Ireland to seek EU help over pork cancer scare
Pig farmers and pork processors say thousands of jobs are at risk.
Pig farmers and pork processors say thousands of jobs are at risk, and are pressing the government to come up with a financial rescue package to help the vital agricultural sector.
"Obviously we will have to look to the European Union in respect of some co-funding or full funding," said Cowen, who is already facing tough talks at an EU summit in Brussels this week.
Irish Farmers' Association head Padraig Walshe said talks were focused on estimating the value of contaminated herds - estimated to involve 100,000 pigs - and pork products already in processing plants when it was recalled.
"The priority of everybody involved here has to be to get the show up and going again.

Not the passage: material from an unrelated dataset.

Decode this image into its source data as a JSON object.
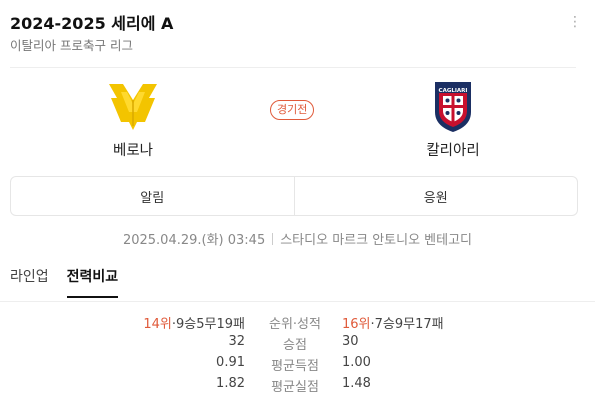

The losses will be minimised if we can get the product back out there (to consumers)," he told RTE state radio.
Cormac Healy, director of the Irish Association of Pig Meat Processors, said the industry estimated the immediate cost of "getting up and running" at over 150 million euros (193 million dollars).
Ireland sounded the alarm on Saturday, recalling all pork products made since September 1 after dioxins, which in high doses can cause cancer, were found in slaughtered pigs thought to have eaten tainted feed.
Officials sought to play down the health risk, saying that data from past dioxin scares in Belgium and Italy showed the chances of someone becoming ill, even after being exposed to a lot of contaminated meat, were "very low".
But the recall has caused panic in Ireland at a time when many families would have been buying their traditional Christmas ham, and deals another blow to the recession-hit Irish economy.
Ireland is a big exporter of pig meat with the European Commission saying 12 EU member states - and nine other countries around the world including Japan and South Korea - might have received contaminated meat.
Cowen is set to attend an EU summit in Brussels Thursday and Friday grappling with what to do after Irish voters rejected the EU's new treaty in a June referendum, throwing the 27-nation bloc into institutional limbo.